## [Listed entries]

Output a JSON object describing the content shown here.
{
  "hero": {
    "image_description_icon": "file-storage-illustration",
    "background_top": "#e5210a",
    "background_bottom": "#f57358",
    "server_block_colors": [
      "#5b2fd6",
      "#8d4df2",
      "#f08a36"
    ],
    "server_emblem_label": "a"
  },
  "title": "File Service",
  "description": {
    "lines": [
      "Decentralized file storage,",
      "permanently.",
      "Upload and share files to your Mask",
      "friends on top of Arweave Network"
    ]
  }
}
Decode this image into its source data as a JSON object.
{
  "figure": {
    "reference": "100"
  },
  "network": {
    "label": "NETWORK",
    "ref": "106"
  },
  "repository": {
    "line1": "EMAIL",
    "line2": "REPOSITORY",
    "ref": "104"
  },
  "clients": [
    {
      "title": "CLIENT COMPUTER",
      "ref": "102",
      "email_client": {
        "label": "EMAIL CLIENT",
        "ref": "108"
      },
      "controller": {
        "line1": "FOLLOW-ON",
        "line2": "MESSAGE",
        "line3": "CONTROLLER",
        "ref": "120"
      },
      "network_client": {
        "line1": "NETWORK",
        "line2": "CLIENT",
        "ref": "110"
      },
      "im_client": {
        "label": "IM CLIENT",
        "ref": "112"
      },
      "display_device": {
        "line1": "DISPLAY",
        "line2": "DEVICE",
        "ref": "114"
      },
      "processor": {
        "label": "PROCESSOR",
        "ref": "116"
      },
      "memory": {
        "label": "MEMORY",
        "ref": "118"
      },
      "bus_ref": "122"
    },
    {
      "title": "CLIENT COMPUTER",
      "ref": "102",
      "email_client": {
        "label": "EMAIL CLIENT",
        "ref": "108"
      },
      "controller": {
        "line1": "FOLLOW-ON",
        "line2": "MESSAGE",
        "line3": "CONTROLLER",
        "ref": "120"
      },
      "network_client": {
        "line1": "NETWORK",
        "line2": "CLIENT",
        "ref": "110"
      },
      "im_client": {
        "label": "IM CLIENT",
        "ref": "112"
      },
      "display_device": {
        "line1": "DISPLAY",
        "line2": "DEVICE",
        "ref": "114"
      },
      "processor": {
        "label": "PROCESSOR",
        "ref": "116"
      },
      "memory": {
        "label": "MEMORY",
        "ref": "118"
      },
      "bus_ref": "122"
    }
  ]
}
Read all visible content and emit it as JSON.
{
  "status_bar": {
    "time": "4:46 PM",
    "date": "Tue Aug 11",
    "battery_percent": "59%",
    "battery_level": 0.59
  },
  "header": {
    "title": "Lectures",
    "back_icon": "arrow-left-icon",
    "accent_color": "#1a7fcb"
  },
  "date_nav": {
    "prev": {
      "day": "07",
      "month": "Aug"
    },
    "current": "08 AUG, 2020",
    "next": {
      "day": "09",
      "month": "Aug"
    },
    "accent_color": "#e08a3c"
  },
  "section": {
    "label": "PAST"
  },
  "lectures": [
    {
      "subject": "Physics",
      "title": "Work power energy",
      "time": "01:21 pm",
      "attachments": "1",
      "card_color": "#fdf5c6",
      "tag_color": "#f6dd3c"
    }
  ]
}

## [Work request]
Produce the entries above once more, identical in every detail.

## [Exercise output]
Output a JSON object describing the content shown here.
{
  "hero": {
    "image_description_icon": "file-storage-illustration",
    "background_top": "#e5210a",
    "background_bottom": "#f57358",
    "server_block_colors": [
      "#5b2fd6",
      "#8d4df2",
      "#f08a36"
    ],
    "server_emblem_label": "a"
  },
  "title": "File Service",
  "description": {
    "lines": [
      "Decentralized file storage,",
      "permanently.",
      "Upload and share files to your Mask",
      "friends on top of Arweave Network"
    ]
  }
}
Decode this image into its source data as a JSON object.
{
  "figure": {
    "reference": "100"
  },
  "network": {
    "label": "NETWORK",
    "ref": "106"
  },
  "repository": {
    "line1": "EMAIL",
    "line2": "REPOSITORY",
    "ref": "104"
  },
  "clients": [
    {
      "title": "CLIENT COMPUTER",
      "ref": "102",
      "email_client": {
        "label": "EMAIL CLIENT",
        "ref": "108"
      },
      "controller": {
        "line1": "FOLLOW-ON",
        "line2": "MESSAGE",
        "line3": "CONTROLLER",
        "ref": "120"
      },
      "network_client": {
        "line1": "NETWORK",
        "line2": "CLIENT",
        "ref": "110"
      },
      "im_client": {
        "label": "IM CLIENT",
        "ref": "112"
      },
      "display_device": {
        "line1": "DISPLAY",
        "line2": "DEVICE",
        "ref": "114"
      },
      "processor": {
        "label": "PROCESSOR",
        "ref": "116"
      },
      "memory": {
        "label": "MEMORY",
        "ref": "118"
      },
      "bus_ref": "122"
    },
    {
      "title": "CLIENT COMPUTER",
      "ref": "102",
      "email_client": {
        "label": "EMAIL CLIENT",
        "ref": "108"
      },
      "controller": {
        "line1": "FOLLOW-ON",
        "line2": "MESSAGE",
        "line3": "CONTROLLER",
        "ref": "120"
      },
      "network_client": {
        "line1": "NETWORK",
        "line2": "CLIENT",
        "ref": "110"
      },
      "im_client": {
        "label": "IM CLIENT",
        "ref": "112"
      },
      "display_device": {
        "line1": "DISPLAY",
        "line2": "DEVICE",
        "ref": "114"
      },
      "processor": {
        "label": "PROCESSOR",
        "ref": "116"
      },
      "memory": {
        "label": "MEMORY",
        "ref": "118"
      },
      "bus_ref": "122"
    }
  ]
}
Read all visible content and emit it as JSON.
{
  "status_bar": {
    "time": "4:46 PM",
    "date": "Tue Aug 11",
    "battery_percent": "59%",
    "battery_level": 0.59
  },
  "header": {
    "title": "Lectures",
    "back_icon": "arrow-left-icon",
    "accent_color": "#1a7fcb"
  },
  "date_nav": {
    "prev": {
      "day": "07",
      "month": "Aug"
    },
    "current": "08 AUG, 2020",
    "next": {
      "day": "09",
      "month": "Aug"
    },
    "accent_color": "#e08a3c"
  },
  "section": {
    "label": "PAST"
  },
  "lectures": [
    {
      "subject": "Physics",
      "title": "Work power energy",
      "time": "01:21 pm",
      "attachments": "1",
      "card_color": "#fdf5c6",
      "tag_color": "#f6dd3c"
    }
  ]
}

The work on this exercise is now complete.